Topics ranged from improving skills for newsroom work to digital management. Zeshaan Shamsi, the BBC's senior tech recruiter, kicked off the event with a talk on preparing for interviews. He was followed by Ben Steward, a U.K. project manager working to change the way the government delivers digital services , who shared ideas on managing start ups in the journalism sector, and later talks on data journalism from the Open Knowledge Foundation  and mobile story development from Matthew Caruana of La Nación  [es] (Costa Rica).
On day two, there were lectures from designer Manuel Canales  [es], director of infographics at La Nación, on visual storytelling, and the Mozilla team — Sonya Yan Song , Annabel Churche , and Brian Abelson . Song, a Knight-Mozilla OpenNews Fellow, spoke about her experiences as a web developer in journalism.
Later, we asked Sonya about her experience at the conference as she watched people of so many different backgrounds coming together to spark change in the media:
“Brian Abelson […] speaks just a little bit of Spanish and some participants from Colombia don't speak much English. And in the end [of the teaching session] one young guy just pulled him into a corner and showed him a computer, typed some Spanish into Google Translate. And the English words popped up as ‘I'm so grateful to you, you showed me how to code, you opened a new world to me.'”
Lia Valero, the event’s third co-organizer, shared her thoughts on how this event changed her outlook on her future in journalism and technology:
“Chicas Poderosas me ha mostrado que podemos ser mujeres emprendedoras en el campo tecnológico, serias y comprometidas sin perder nunca la diversión y el amor por lo que hacemos. Es la oportunidad de perder el miedo y adentrarse a participar en espacios de networking y conferencias de la mano de expertos mundiales.”
“Chicas Poderosas has shown me that we women can be serious and committed entrepreneurs in the technological field without ever losing the fun and love for what we do. This is an opportunity to wipe out the fear and get into participating in networking spaces and conferences at the hands of world experts.”
The third day featured a workshop with interactive experiences for mobile apps, and a Hackathon powered by Mozilla News and hosted by Hacks/Hackers , an international organization that bridges the gap between journalists and technologists, hosted the final days’ activities.
At the Chicas Poderosas hackathon, journalists and developers collaborated for 24 hours and created prototypes  for various apps that use data to resolve issues ranging from agricultural displacement to monitoring traffic accidents.
Over the course of a few days, Chicas Poderosas populated social media outlets and became a trending topic on Twitter in Colombia with hashtag #chicaspoderosasbog .
Jorge M. Restrepo (@jorgemrestrepo), a teacher and Digital Communications professional in Colombia, did not waste any time before sharing his contentment  following the event.
Me voy muy contento de Bogotá, luego de aprender montones en #Chicaspoderosasbog  y conocer y compartir con muchas personas geniales.
— Jorge M. Restrepo (@jorgemrestrepo) September 14, 2013 
“I am leaving Bogota so happy after learning so much at #Chicaspoderosasbog and meeting and sharing with so many amazing people.”
Though the meetup has ended, this is not the last of of Chicas Poderosas.
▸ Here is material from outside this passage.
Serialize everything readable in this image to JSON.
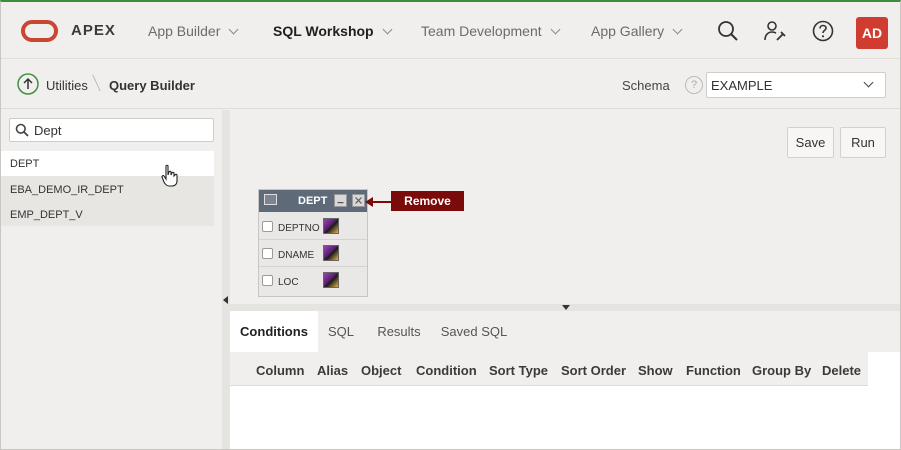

Currently in the works is another event set for January 2014 in Mexico and interest continues to grow in new countries including Ecuador, Peru, and Brazil. Santos strives to open a chapter in each country in Latin America and has high hopes for the organization’s future:
“Mis metas son que las personas tengan acceso al conocimiento. Yo pienso que en América Latina las personas ven siempre o piensan siempre que los otros son quienes saben mejor y que hacen las cosas mejores […] Yo que espero […] es cambiar este pensamiento porque las personas latinoamericanas también son muy fuertes.”
“My goals are for people to have access to knowledge. I think that in Latin America people always see or think that others know better or do things better […] What I hope […] is to change this thought process because Latin American people are also quite strong.”